Rudolf Steiner was born two years after the publication of Charles Darwin’s The Origin of Species. Science could now see the human being as a higher animal evolved merely through the stress of survival.
Religion’s ancient claim to know a divine origin of the human being began to lose conviction. Nietzsche would soon assert that “God is dead and we have killed him.” Morality—any morality—began to be questioned as a mere means of control. And by the time of Steiner’s death in 1925, the senseless violence of the First World War had destroyed European confidence in human goodness or perfectibility.
Steiner worked on the question of the human makeup and nature throughout his life. As a foundation he researched the being of thinking and the unification of sense perceptions with concepts to form “reality.” He worked with Goethe’s method of receptive observation, letting carefully observed phenomena speak for themselves.
After the turn of the 20th century, he put forward a series of “basic books” which detailed the raising of consciousness (How to Know Higher Worlds), the nature of the soul and its world (Theosophy), and human cosmic origins (An Outline of Esoteric Science, fifty years after Darwin’s revelations).
The human being is mineral, in the corpse we leave behind. We are living, like plants, sentient like animals, and—uniquely—the bearer of an ego, the self, the “I Am.” We have evolutionary potential beyond that, out of our own nature. We are evolving humanly on the plane of consciousness, not physical survival. In the 1960s, from the practical perspective of a “hierarchy of needs” that are required for “self-actualization,” or healthy humanness, the American psychologist Abraham Maslow reached similar insights, including an ultimate potential for going further: for “self-transcendence.” Steiner’s term for that is “spirit self.”

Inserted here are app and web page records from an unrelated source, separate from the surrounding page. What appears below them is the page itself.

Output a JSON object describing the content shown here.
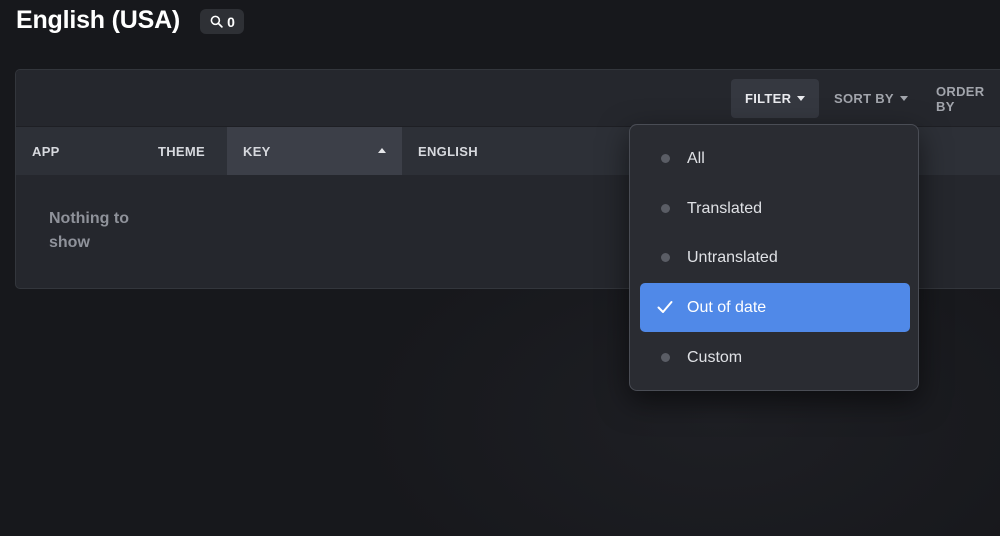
{
  "header": {
    "title": "English (USA)",
    "search_count": "0",
    "search_icon": "search-icon"
  },
  "toolbar": {
    "filter_label": "FILTER",
    "sort_by_label": "SORT BY",
    "order_by_label": "ORDER BY"
  },
  "table": {
    "columns": [
      {
        "label": "APP"
      },
      {
        "label": "THEME"
      },
      {
        "label": "KEY",
        "sorted": "ascending"
      },
      {
        "label": "ENGLISH"
      }
    ],
    "empty_text": "Nothing to show"
  },
  "filter_menu": {
    "items": [
      {
        "label": "All",
        "selected": false
      },
      {
        "label": "Translated",
        "selected": false
      },
      {
        "label": "Untranslated",
        "selected": false
      },
      {
        "label": "Out of date",
        "selected": true
      },
      {
        "label": "Custom",
        "selected": false
      }
    ]
  },
  "colors": {
    "background": "#17181c",
    "panel": "#25272d",
    "selected_item": "#5089e8"
  }
}
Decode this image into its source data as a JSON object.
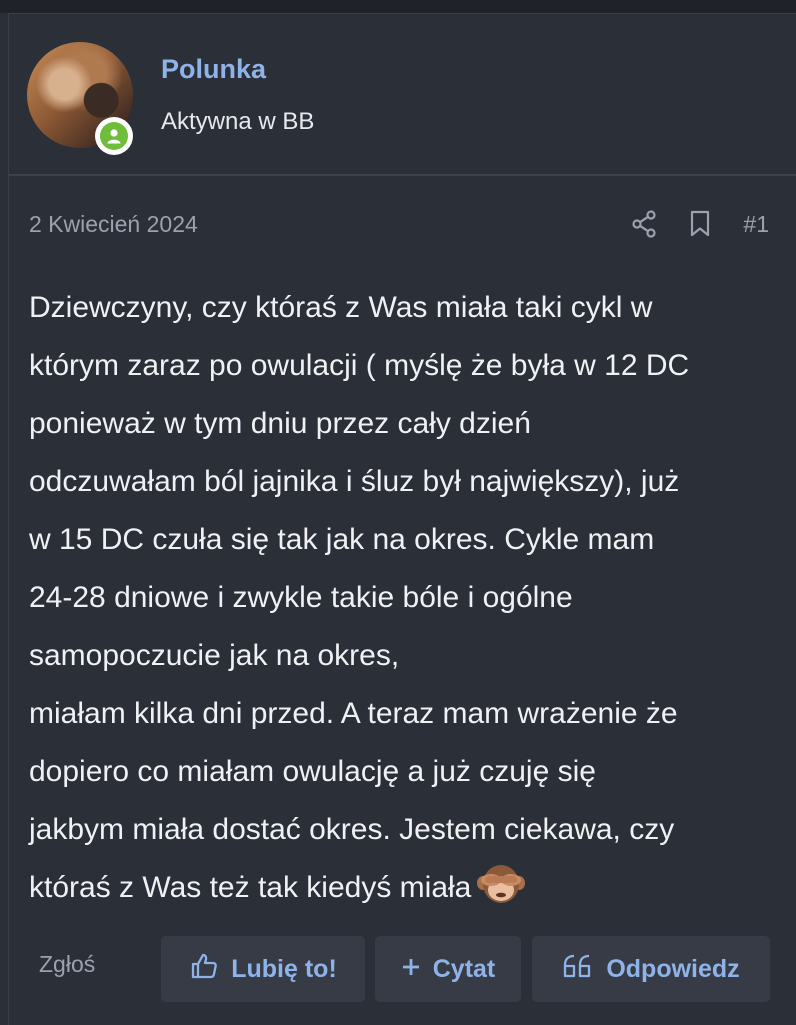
{
  "author": {
    "name": "Polunka",
    "role": "Aktywna w BB",
    "online_color": "#6fbd3b"
  },
  "post": {
    "date": "2 Kwiecień 2024",
    "number": "#1",
    "icons": [
      "share-icon",
      "bookmark-icon"
    ],
    "text": "Dziewczyny, czy któraś z Was miała taki cykl w\nktórym zaraz po owulacji ( myślę że była w 12 DC\nponieważ w tym dniu przez cały dzień\nodczuwałam ból jajnika i śluz był największy), już\nw 15 DC czuła się tak jak na okres. Cykle mam\n24-28 dniowe i zwykle takie bóle i ogólne\nsamopoczucie jak na okres,\nmiałam kilka dni przed. A teraz mam wrażenie że\ndopiero co miałam owulację a już czuję się\njakbym miała dostać okres. Jestem ciekawa, czy\nktóraś z Was też tak kiedyś miała",
    "emoji": "see-no-evil-monkey"
  },
  "actions": {
    "report": "Zgłoś",
    "like": "Lubię to!",
    "quote": "Cytat",
    "reply": "Odpowiedz"
  },
  "colors": {
    "background": "#2b2f38",
    "accent": "#8fb3e8",
    "muted": "#9ba1ad",
    "button_bg": "#363b46"
  }
}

Steiner’s holistic understanding of human nature and being has immense usefulness for both individual and community life. As we approach a dramatic encounter with artificial intelligence (AI) and robotics as a collaborator or competitor or replacement, Steiner’s view of our nature and potential is enormously timely.